[Records from a dataset]
──────────────────────────────

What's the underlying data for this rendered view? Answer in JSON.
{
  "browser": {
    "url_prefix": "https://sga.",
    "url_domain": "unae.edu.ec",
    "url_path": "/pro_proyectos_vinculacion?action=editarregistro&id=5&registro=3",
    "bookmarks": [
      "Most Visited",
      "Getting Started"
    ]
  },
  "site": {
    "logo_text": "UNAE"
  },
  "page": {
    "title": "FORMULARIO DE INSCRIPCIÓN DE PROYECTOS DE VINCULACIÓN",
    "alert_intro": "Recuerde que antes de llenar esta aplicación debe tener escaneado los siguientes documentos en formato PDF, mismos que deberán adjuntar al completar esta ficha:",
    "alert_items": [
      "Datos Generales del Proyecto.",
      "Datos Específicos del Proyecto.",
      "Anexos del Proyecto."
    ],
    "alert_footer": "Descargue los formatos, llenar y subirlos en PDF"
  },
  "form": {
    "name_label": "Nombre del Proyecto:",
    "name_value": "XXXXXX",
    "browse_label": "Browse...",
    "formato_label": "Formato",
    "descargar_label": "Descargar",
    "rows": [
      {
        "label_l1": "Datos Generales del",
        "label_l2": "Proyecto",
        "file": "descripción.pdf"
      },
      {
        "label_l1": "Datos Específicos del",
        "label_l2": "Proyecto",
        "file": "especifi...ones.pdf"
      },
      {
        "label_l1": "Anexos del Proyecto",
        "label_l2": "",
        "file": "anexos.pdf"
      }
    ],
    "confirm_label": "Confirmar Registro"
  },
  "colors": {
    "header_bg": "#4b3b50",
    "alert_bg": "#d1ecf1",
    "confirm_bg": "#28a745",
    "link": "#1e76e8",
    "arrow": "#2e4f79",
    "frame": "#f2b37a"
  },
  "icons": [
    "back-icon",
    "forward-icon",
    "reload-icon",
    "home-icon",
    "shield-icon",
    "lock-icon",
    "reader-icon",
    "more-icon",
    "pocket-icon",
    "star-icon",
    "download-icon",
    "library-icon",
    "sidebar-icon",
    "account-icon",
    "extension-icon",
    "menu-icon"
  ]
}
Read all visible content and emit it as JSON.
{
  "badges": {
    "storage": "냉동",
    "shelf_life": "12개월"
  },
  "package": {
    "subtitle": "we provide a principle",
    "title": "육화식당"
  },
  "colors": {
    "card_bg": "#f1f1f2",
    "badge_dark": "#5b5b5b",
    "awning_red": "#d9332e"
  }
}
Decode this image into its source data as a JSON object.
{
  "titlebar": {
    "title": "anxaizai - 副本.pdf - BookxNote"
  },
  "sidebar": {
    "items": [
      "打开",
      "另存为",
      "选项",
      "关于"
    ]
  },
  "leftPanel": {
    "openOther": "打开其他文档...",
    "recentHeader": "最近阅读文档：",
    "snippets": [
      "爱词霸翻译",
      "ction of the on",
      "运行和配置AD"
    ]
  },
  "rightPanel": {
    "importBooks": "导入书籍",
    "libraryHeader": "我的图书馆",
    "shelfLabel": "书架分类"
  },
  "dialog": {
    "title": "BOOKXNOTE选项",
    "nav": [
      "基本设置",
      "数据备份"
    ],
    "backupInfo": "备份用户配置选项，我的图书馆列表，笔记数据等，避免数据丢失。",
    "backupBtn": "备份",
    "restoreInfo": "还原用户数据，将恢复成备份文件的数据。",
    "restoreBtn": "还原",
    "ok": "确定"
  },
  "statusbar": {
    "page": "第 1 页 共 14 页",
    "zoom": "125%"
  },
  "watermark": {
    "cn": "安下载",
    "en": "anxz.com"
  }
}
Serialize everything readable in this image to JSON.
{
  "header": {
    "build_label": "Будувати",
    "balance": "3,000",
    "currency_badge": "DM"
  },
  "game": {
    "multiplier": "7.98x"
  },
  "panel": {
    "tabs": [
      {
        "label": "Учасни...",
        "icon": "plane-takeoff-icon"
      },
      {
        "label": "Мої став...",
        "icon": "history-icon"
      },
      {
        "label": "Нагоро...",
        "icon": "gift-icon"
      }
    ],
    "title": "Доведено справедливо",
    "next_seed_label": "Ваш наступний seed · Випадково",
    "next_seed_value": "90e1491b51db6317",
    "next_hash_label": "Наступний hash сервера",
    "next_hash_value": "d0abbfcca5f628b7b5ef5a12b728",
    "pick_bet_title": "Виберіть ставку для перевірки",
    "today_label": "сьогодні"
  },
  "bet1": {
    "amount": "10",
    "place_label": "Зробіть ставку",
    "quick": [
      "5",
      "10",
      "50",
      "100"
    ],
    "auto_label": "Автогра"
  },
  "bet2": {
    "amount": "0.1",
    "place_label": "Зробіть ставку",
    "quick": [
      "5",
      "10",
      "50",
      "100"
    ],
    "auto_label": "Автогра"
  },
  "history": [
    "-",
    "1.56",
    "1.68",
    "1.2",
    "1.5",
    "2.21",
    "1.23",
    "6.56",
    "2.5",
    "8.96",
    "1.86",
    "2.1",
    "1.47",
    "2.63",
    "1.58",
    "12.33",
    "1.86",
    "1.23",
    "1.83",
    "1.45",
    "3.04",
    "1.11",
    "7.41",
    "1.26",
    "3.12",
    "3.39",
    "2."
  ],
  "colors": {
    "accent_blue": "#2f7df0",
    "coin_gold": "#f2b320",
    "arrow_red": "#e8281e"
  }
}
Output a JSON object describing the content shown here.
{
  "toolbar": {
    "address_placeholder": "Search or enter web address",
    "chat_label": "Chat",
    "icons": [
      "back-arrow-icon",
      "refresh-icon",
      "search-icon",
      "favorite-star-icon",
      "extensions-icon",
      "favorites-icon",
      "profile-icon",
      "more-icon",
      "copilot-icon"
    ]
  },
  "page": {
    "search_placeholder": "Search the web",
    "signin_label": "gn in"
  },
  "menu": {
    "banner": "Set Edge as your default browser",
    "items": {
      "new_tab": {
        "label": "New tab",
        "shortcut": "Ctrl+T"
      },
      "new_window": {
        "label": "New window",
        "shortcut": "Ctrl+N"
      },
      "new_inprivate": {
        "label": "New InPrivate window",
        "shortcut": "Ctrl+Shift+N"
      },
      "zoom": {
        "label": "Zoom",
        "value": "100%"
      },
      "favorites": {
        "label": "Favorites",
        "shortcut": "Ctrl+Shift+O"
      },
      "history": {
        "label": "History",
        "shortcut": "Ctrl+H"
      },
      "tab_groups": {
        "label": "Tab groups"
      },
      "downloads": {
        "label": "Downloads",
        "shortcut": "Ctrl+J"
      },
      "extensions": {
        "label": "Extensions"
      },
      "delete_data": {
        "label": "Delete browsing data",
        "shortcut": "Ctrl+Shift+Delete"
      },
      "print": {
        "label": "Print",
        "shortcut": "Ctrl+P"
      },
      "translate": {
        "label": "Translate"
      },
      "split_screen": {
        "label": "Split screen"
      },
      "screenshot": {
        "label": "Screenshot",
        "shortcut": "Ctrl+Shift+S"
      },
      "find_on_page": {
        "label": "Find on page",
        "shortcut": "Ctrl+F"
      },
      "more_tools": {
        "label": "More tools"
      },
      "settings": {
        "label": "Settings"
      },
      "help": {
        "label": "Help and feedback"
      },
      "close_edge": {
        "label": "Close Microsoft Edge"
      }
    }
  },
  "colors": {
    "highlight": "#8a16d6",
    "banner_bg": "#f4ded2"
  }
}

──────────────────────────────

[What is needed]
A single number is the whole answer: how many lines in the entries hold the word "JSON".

[Your response]
5